Sarah Myers holds a tea bag by a string. “Even this,” she says, “doesn’t have to go in the trash.” She quickly explains that it can be composted, and how. “Oh, this would get eaten right up,” she says.
Over the years, she has become an expert on what doesn’t have to go in the trash.
She worked as a framing carpenter after her 1998 graduation from Carolina, and then joined the Peace Corps in Moldova as a community health educator. “I learned that behavioral change is when you make people aware of what they are doing, figure out where they are in that process, and then encourage them to try something new.”
The experiences dovetailed into a way for Myers to impact the campus she loves. As a carpenter, she’d found herself aghast at the amount of waste driven to the landfill each day. Her Peace Corps training in behavior helped her understand the pushback she would later receive from some construction professionals. “Habits are ingrained – especially if you’re a contractor who has been doing this one way for 30 years.”
Charged in 2002 with minimizing the amount of waste campus construction projects supply to landfills, she included the University’s sustainability requirements in drawings and specifications before a new project begins. During her eight years as the University’s Construction Waste Specialist, Myers used her expertise to divert tens of thousands of tons of materials from landfill disposal.
“Concrete, carpet, metal – it can all be recycled,” she says. At UNC Myers evaluated the types of materials generated by building projects prior to their demolition, educated contractors and designers about the potential to recycle or repurpose those materials and connected them with those specialized markets. The University requires each contractor to submit a waste management plan and monthly report on items salvaged, recycled and landfilled.
Myers says UNC does it best to reuse its project cast-offs – a fire alarm system at Odum Village was used in another University building, and slate roofs and brick pavers have been salvaged for future projects. What cannot find a new life on campus is donated elsewhere. “When we renovated Memorial Hall, a community theatre in Wilmington, NC, received 300 of the building’s old seats.”
It also prepared her for her next step: Builders of Hope, a local nonprofit that renovates houses slated for demolition using green building technology and sells them at cost to low-income families. In the fall of 2010, Myers left UNC for Builders of Hope, where she now supervises and mentors a framing crew, all of whom are in a job training program.

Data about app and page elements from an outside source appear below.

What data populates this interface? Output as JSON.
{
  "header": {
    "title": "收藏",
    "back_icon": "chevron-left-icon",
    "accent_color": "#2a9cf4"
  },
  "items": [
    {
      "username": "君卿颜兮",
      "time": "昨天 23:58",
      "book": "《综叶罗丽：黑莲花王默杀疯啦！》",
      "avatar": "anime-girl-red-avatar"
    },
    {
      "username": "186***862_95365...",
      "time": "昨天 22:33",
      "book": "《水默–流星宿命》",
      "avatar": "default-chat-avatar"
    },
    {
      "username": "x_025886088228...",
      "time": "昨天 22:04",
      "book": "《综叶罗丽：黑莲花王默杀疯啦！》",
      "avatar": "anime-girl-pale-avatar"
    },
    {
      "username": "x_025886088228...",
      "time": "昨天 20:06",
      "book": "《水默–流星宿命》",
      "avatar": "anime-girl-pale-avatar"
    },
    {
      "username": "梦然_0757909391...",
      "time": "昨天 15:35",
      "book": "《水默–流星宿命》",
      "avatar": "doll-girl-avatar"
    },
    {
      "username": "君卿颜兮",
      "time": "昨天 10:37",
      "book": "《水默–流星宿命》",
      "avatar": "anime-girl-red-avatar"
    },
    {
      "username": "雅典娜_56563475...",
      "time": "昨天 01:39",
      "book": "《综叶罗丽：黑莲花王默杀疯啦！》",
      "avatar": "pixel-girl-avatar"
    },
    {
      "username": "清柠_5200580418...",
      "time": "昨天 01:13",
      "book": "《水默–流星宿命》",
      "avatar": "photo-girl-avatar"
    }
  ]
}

For Myers, this is more than a job. It’s her life. She travels to New Orleans each spring with the non-profit Historic Green. With this organization, she’s using her knowledge and skills to help rebuild the Hurricane Katrina ravaged parts of the Ninth Ward – sustainably.
“Out of this tragedy, the residents of the Lower Ninth became aware of their personal responsibility to lessen their environmental impact. I’m proud to support the efforts of these resilient and hard-working people.”